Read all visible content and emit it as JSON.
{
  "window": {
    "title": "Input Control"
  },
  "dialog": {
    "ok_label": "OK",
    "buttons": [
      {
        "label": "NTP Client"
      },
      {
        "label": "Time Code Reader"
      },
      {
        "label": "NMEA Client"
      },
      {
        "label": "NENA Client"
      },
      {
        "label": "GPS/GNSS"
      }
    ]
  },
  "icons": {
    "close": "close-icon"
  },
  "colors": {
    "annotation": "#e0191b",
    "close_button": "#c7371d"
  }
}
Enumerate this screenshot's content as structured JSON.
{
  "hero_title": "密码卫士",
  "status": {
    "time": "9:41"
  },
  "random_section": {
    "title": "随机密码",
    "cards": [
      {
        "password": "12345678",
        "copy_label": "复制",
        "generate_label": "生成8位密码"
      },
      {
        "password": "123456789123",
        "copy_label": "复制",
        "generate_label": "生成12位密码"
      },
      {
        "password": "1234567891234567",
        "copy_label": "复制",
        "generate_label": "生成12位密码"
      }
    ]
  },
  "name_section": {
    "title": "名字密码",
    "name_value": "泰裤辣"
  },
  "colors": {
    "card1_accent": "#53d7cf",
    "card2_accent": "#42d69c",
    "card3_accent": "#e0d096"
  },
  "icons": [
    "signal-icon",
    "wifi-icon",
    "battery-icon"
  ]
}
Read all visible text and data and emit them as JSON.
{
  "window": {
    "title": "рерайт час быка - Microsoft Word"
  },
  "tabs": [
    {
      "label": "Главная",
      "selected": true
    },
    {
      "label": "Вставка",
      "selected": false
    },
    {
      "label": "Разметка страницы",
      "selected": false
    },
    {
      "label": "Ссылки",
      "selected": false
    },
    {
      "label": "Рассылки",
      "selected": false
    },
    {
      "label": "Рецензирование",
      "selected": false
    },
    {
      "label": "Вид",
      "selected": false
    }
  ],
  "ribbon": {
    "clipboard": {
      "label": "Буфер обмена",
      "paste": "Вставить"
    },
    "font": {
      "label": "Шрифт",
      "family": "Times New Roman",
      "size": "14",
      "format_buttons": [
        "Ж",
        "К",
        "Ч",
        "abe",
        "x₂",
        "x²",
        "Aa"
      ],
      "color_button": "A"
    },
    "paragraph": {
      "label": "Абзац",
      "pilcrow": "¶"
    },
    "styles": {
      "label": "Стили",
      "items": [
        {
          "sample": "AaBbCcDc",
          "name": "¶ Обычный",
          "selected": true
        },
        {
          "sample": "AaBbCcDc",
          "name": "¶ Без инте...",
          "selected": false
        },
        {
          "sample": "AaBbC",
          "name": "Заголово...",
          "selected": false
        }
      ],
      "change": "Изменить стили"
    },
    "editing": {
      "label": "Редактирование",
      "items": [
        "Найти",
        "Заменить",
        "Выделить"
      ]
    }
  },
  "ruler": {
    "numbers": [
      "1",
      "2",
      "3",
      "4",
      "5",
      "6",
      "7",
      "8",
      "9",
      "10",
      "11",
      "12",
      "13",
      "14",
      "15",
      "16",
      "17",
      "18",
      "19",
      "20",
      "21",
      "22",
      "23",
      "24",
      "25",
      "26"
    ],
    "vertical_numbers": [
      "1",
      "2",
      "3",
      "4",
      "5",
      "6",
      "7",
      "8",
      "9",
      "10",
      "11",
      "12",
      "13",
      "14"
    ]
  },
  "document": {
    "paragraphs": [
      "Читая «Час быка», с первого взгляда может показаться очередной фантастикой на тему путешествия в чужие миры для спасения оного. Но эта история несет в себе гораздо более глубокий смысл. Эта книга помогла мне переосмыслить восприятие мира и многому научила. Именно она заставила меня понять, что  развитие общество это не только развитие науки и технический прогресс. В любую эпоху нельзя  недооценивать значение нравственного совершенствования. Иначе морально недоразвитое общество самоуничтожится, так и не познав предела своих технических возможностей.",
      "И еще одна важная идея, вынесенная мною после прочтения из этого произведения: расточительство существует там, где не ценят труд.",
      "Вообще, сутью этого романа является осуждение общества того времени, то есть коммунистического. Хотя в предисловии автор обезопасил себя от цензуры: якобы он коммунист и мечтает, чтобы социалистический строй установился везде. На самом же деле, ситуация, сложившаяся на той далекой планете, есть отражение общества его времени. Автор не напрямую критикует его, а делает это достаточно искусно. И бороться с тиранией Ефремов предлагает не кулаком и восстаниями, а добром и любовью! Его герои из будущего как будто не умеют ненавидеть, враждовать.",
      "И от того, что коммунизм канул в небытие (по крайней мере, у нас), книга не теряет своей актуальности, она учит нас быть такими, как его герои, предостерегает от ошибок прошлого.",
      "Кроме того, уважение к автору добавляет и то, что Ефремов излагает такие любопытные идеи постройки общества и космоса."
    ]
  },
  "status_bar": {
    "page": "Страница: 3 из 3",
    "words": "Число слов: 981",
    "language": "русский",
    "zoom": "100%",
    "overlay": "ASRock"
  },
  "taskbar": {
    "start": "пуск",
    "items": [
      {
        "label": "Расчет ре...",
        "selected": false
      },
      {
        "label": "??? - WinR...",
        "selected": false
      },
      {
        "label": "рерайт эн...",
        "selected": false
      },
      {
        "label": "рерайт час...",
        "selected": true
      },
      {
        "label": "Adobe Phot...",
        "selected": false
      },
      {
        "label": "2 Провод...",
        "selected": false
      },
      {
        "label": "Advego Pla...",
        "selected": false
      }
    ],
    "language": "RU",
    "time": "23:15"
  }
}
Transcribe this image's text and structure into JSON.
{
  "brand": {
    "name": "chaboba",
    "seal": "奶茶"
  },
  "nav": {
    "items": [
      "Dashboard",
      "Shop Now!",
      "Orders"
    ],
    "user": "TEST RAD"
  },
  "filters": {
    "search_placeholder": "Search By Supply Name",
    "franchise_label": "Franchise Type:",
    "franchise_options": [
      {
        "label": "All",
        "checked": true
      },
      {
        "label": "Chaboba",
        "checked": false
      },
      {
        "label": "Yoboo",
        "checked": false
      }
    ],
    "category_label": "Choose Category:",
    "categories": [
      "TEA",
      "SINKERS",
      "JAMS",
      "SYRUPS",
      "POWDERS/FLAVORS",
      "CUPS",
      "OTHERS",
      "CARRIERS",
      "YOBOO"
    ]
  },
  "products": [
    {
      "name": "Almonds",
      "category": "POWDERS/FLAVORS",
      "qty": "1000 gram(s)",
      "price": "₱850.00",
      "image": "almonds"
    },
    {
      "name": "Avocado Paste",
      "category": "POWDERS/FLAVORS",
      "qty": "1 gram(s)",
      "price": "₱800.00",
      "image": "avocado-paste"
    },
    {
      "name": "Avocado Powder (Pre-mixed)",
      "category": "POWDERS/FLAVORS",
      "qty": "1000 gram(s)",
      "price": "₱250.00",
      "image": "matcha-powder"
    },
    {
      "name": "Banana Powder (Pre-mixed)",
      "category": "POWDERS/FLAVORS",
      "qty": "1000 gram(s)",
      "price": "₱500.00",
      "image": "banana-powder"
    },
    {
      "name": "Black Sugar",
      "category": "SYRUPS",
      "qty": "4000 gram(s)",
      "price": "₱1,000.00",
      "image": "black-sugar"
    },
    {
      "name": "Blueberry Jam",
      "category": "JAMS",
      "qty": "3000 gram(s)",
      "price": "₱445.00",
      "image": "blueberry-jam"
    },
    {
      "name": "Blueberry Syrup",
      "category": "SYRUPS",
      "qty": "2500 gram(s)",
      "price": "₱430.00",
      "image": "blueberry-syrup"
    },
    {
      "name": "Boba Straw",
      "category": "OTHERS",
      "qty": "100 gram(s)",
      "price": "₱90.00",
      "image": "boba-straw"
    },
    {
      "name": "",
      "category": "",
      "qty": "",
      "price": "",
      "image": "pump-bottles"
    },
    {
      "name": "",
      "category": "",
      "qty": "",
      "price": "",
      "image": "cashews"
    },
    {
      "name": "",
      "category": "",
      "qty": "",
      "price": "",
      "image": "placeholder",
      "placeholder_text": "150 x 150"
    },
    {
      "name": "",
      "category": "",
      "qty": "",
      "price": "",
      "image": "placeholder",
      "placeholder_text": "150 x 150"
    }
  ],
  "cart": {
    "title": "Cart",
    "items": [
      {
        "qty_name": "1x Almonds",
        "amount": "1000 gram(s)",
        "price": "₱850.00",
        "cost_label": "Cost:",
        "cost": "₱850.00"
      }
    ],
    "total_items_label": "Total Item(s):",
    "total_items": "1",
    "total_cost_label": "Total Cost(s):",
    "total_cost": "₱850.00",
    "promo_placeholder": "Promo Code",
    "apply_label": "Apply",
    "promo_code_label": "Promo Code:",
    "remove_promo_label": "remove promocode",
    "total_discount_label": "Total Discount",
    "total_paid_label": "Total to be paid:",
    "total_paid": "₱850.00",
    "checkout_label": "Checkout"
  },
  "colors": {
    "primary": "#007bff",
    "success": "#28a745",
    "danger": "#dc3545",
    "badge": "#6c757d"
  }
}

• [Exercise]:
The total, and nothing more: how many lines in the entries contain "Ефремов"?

• [Solved problem]:
2